** The data **
"""

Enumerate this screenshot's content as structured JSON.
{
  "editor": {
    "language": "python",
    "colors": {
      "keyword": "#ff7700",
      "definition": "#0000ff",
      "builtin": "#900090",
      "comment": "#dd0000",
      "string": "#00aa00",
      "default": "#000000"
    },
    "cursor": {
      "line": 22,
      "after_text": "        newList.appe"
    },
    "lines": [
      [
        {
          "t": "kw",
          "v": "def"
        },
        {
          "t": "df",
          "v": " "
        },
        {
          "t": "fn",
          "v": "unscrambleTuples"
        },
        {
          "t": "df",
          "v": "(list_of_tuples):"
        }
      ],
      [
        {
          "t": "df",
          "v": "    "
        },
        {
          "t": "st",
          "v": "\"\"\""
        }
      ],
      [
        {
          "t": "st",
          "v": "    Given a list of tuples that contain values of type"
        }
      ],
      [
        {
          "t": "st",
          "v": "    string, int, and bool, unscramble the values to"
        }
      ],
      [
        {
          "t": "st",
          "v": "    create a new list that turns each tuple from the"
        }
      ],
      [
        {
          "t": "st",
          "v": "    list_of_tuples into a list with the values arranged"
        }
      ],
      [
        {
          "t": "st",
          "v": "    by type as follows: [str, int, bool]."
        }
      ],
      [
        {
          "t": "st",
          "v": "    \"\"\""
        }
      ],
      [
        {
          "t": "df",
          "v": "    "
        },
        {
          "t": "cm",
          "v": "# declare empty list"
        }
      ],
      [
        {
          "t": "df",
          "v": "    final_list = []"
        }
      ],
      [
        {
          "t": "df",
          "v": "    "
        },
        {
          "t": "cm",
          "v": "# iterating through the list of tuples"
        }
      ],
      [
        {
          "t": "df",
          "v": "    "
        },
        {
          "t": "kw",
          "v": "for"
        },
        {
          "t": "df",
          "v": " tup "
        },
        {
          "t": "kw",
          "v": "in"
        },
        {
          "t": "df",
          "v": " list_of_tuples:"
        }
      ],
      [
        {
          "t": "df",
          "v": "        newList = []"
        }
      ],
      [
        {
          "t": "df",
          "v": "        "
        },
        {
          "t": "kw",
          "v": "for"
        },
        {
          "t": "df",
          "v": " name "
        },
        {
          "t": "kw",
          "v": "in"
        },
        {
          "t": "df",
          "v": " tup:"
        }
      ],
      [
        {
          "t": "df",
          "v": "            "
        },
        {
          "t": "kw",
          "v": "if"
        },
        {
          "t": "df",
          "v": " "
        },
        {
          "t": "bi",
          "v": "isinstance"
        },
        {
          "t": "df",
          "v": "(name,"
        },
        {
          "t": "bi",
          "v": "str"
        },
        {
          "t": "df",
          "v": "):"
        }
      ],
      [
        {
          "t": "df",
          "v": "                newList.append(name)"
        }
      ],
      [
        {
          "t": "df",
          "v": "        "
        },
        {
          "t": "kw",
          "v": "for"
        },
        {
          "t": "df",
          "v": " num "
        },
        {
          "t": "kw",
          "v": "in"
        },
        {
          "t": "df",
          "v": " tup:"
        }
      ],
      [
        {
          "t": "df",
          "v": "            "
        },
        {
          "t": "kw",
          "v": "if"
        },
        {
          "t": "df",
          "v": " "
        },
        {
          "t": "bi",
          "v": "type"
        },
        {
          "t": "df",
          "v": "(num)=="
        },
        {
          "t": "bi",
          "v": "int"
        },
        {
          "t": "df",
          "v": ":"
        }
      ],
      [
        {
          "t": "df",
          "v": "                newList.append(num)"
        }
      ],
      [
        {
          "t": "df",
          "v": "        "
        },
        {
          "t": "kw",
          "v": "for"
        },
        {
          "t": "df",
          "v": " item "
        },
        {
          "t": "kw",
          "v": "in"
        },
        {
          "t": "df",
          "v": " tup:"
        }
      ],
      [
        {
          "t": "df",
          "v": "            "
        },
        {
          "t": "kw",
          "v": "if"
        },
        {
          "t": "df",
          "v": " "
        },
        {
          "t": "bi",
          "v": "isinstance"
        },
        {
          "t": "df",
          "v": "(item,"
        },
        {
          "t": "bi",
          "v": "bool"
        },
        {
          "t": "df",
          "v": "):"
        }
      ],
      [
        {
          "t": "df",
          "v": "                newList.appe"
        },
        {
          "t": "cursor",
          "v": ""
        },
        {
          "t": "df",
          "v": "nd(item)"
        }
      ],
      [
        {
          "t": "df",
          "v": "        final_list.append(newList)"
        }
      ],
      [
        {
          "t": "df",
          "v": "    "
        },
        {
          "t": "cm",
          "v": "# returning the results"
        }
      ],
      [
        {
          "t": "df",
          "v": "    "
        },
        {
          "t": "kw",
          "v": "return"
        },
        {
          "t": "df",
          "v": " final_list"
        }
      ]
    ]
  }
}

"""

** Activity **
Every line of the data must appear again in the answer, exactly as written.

** Response to this task **
Enumerate this screenshot's content as structured JSON.
{
  "editor": {
    "language": "python",
    "colors": {
      "keyword": "#ff7700",
      "definition": "#0000ff",
      "builtin": "#900090",
      "comment": "#dd0000",
      "string": "#00aa00",
      "default": "#000000"
    },
    "cursor": {
      "line": 22,
      "after_text": "        newList.appe"
    },
    "lines": [
      [
        {
          "t": "kw",
          "v": "def"
        },
        {
          "t": "df",
          "v": " "
        },
        {
          "t": "fn",
          "v": "unscrambleTuples"
        },
        {
          "t": "df",
          "v": "(list_of_tuples):"
        }
      ],
      [
        {
          "t": "df",
          "v": "    "
        },
        {
          "t": "st",
          "v": "\"\"\""
        }
      ],
      [
        {
          "t": "st",
          "v": "    Given a list of tuples that contain values of type"
        }
      ],
      [
        {
          "t": "st",
          "v": "    string, int, and bool, unscramble the values to"
        }
      ],
      [
        {
          "t": "st",
          "v": "    create a new list that turns each tuple from the"
        }
      ],
      [
        {
          "t": "st",
          "v": "    list_of_tuples into a list with the values arranged"
        }
      ],
      [
        {
          "t": "st",
          "v": "    by type as follows: [str, int, bool]."
        }
      ],
      [
        {
          "t": "st",
          "v": "    \"\"\""
        }
      ],
      [
        {
          "t": "df",
          "v": "    "
        },
        {
          "t": "cm",
          "v": "# declare empty list"
        }
      ],
      [
        {
          "t": "df",
          "v": "    final_list = []"
        }
      ],
      [
        {
          "t": "df",
          "v": "    "
        },
        {
          "t": "cm",
          "v": "# iterating through the list of tuples"
        }
      ],
      [
        {
          "t": "df",
          "v": "    "
        },
        {
          "t": "kw",
          "v": "for"
        },
        {
          "t": "df",
          "v": " tup "
        },
        {
          "t": "kw",
          "v": "in"
        },
        {
          "t": "df",
          "v": " list_of_tuples:"
        }
      ],
      [
        {
          "t": "df",
          "v": "        newList = []"
        }
      ],
      [
        {
          "t": "df",
          "v": "        "
        },
        {
          "t": "kw",
          "v": "for"
        },
        {
          "t": "df",
          "v": " name "
        },
        {
          "t": "kw",
          "v": "in"
        },
        {
          "t": "df",
          "v": " tup:"
        }
      ],
      [
        {
          "t": "df",
          "v": "            "
        },
        {
          "t": "kw",
          "v": "if"
        },
        {
          "t": "df",
          "v": " "
        },
        {
          "t": "bi",
          "v": "isinstance"
        },
        {
          "t": "df",
          "v": "(name,"
        },
        {
          "t": "bi",
          "v": "str"
        },
        {
          "t": "df",
          "v": "):"
        }
      ],
      [
        {
          "t": "df",
          "v": "                newList.append(name)"
        }
      ],
      [
        {
          "t": "df",
          "v": "        "
        },
        {
          "t": "kw",
          "v": "for"
        },
        {
          "t": "df",
          "v": " num "
        },
        {
          "t": "kw",
          "v": "in"
        },
        {
          "t": "df",
          "v": " tup:"
        }
      ],
      [
        {
          "t": "df",
          "v": "            "
        },
        {
          "t": "kw",
          "v": "if"
        },
        {
          "t": "df",
          "v": " "
        },
        {
          "t": "bi",
          "v": "type"
        },
        {
          "t": "df",
          "v": "(num)=="
        },
        {
          "t": "bi",
          "v": "int"
        },
        {
          "t": "df",
          "v": ":"
        }
      ],
      [
        {
          "t": "df",
          "v": "                newList.append(num)"
        }
      ],
      [
        {
          "t": "df",
          "v": "        "
        },
        {
          "t": "kw",
          "v": "for"
        },
        {
          "t": "df",
          "v": " item "
        },
        {
          "t": "kw",
          "v": "in"
        },
        {
          "t": "df",
          "v": " tup:"
        }
      ],
      [
        {
          "t": "df",
          "v": "            "
        },
        {
          "t": "kw",
          "v": "if"
        },
        {
          "t": "df",
          "v": " "
        },
        {
          "t": "bi",
          "v": "isinstance"
        },
        {
          "t": "df",
          "v": "(item,"
        },
        {
          "t": "bi",
          "v": "bool"
        },
        {
          "t": "df",
          "v": "):"
        }
      ],
      [
        {
          "t": "df",
          "v": "                newList.appe"
        },
        {
          "t": "cursor",
          "v": ""
        },
        {
          "t": "df",
          "v": "nd(item)"
        }
      ],
      [
        {
          "t": "df",
          "v": "        final_list.append(newList)"
        }
      ],
      [
        {
          "t": "df",
          "v": "    "
        },
        {
          "t": "cm",
          "v": "# returning the results"
        }
      ],
      [
        {
          "t": "df",
          "v": "    "
        },
        {
          "t": "kw",
          "v": "return"
        },
        {
          "t": "df",
          "v": " final_list"
        }
      ]
    ]
  }
}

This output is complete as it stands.